/---

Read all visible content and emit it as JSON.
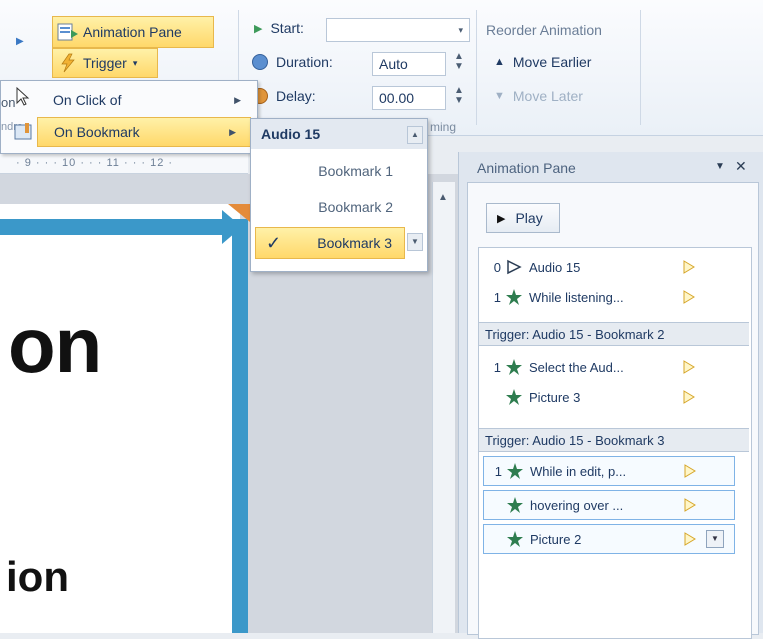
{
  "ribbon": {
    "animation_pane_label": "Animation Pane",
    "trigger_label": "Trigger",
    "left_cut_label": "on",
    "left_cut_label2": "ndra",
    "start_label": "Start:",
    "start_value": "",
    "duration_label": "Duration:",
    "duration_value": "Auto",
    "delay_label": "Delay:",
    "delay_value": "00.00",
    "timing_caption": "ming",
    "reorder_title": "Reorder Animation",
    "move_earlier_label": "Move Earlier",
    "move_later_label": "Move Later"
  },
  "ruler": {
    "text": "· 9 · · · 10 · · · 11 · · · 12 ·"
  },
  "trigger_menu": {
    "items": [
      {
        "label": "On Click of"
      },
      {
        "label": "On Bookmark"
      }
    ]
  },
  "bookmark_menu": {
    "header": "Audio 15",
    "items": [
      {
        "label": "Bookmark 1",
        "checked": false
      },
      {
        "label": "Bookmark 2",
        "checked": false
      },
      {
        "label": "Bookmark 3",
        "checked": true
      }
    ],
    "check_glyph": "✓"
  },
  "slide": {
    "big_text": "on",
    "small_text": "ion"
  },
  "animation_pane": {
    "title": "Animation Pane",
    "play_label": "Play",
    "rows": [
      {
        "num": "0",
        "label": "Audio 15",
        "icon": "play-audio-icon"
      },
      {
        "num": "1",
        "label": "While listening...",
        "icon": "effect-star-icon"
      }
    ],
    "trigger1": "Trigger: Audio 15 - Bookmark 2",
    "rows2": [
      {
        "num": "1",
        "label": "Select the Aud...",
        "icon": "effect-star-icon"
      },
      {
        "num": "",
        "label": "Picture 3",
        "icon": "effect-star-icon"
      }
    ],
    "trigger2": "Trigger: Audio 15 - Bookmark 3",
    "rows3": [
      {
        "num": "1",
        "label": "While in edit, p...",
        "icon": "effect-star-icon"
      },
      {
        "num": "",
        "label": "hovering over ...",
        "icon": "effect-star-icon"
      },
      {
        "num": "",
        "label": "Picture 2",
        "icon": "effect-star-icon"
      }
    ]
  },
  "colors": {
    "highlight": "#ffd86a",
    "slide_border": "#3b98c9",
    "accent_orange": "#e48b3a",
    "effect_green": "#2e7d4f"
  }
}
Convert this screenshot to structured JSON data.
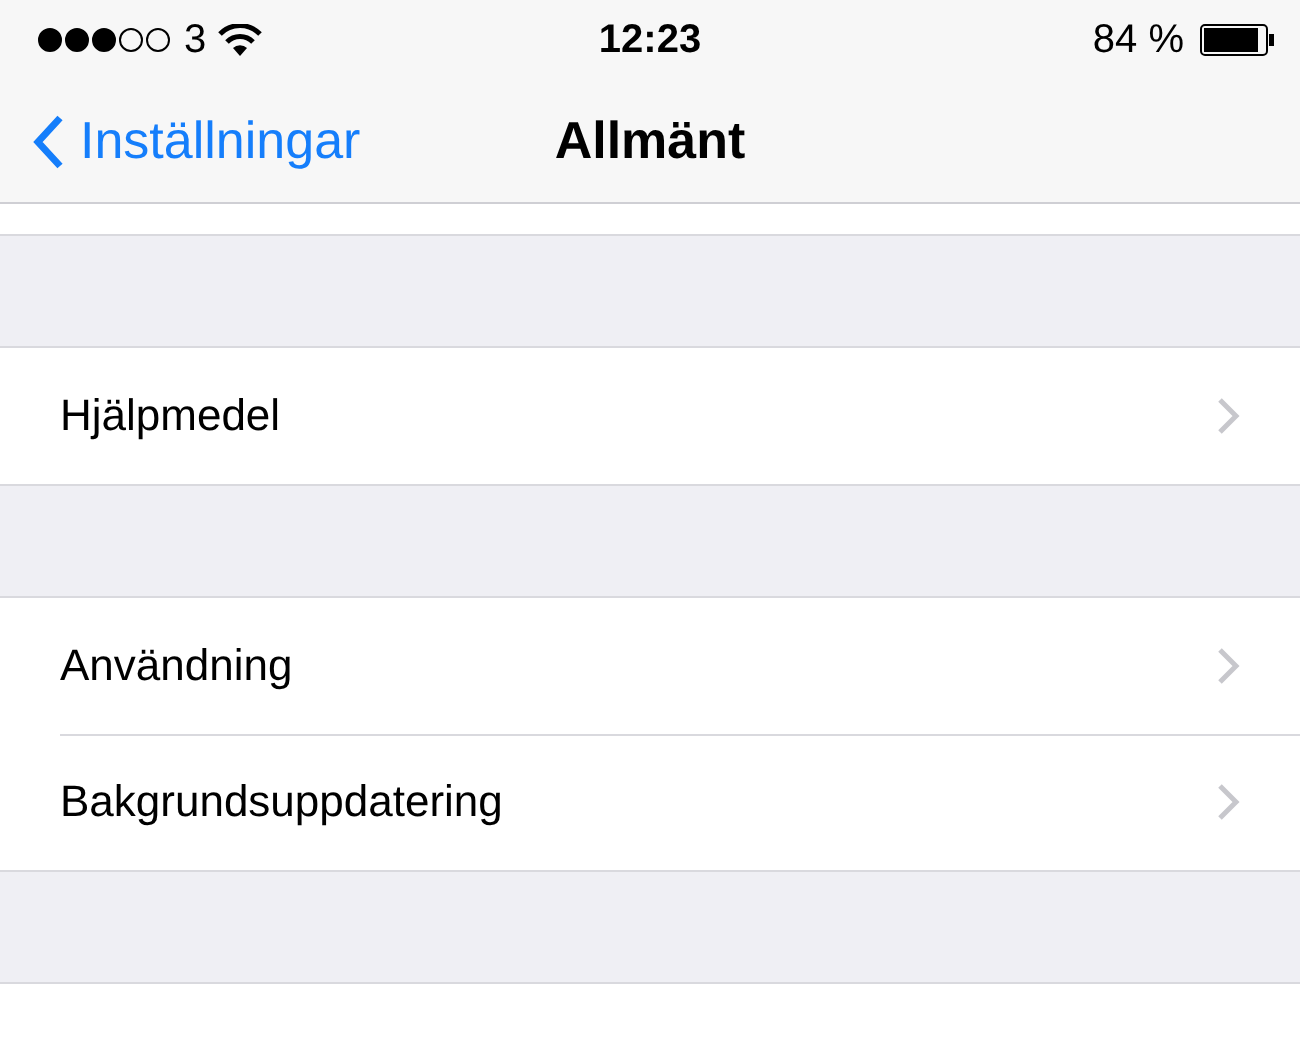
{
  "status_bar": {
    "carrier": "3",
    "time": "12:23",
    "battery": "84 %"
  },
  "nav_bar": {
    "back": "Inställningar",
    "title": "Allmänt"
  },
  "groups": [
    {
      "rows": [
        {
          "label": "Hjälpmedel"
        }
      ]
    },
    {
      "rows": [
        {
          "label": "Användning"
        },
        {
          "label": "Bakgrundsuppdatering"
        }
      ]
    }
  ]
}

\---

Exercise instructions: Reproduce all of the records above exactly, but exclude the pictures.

Response below:
Read all visible content and emit it as JSON.
{
  "ribbon": {
    "animation_pane_label": "Animation Pane",
    "trigger_label": "Trigger",
    "left_cut_label": "on",
    "left_cut_label2": "ndra",
    "start_label": "Start:",
    "start_value": "",
    "duration_label": "Duration:",
    "duration_value": "Auto",
    "delay_label": "Delay:",
    "delay_value": "00.00",
    "timing_caption": "ming",
    "reorder_title": "Reorder Animation",
    "move_earlier_label": "Move Earlier",
    "move_later_label": "Move Later"
  },
  "ruler": {
    "text": "· 9 · · · 10 · · · 11 · · · 12 ·"
  },
  "trigger_menu": {
    "items": [
      {
        "label": "On Click of"
      },
      {
        "label": "On Bookmark"
      }
    ]
  },
  "bookmark_menu": {
    "header": "Audio 15",
    "items": [
      {
        "label": "Bookmark 1",
        "checked": false
      },
      {
        "label": "Bookmark 2",
        "checked": false
      },
      {
        "label": "Bookmark 3",
        "checked": true
      }
    ],
    "check_glyph": "✓"
  },
  "slide": {
    "big_text": "on",
    "small_text": "ion"
  },
  "animation_pane": {
    "title": "Animation Pane",
    "play_label": "Play",
    "rows": [
      {
        "num": "0",
        "label": "Audio 15",
        "icon": "play-audio-icon"
      },
      {
        "num": "1",
        "label": "While listening...",
        "icon": "effect-star-icon"
      }
    ],
    "trigger1": "Trigger: Audio 15 - Bookmark 2",
    "rows2": [
      {
        "num": "1",
        "label": "Select the Aud...",
        "icon": "effect-star-icon"
      },
      {
        "num": "",
        "label": "Picture 3",
        "icon": "effect-star-icon"
      }
    ],
    "trigger2": "Trigger: Audio 15 - Bookmark 3",
    "rows3": [
      {
        "num": "1",
        "label": "While in edit, p...",
        "icon": "effect-star-icon"
      },
      {
        "num": "",
        "label": "hovering over ...",
        "icon": "effect-star-icon"
      },
      {
        "num": "",
        "label": "Picture 2",
        "icon": "effect-star-icon"
      }
    ]
  },
  "colors": {
    "highlight": "#ffd86a",
    "slide_border": "#3b98c9",
    "accent_orange": "#e48b3a",
    "effect_green": "#2e7d4f"
  }
}
Convert this screenshot to structured JSON data.
{
  "status_bar": {
    "carrier": "3",
    "time": "12:23",
    "battery": "84 %"
  },
  "nav_bar": {
    "back": "Inställningar",
    "title": "Allmänt"
  },
  "groups": [
    {
      "rows": [
        {
          "label": "Hjälpmedel"
        }
      ]
    },
    {
      "rows": [
        {
          "label": "Användning"
        },
        {
          "label": "Bakgrundsuppdatering"
        }
      ]
    }
  ]
}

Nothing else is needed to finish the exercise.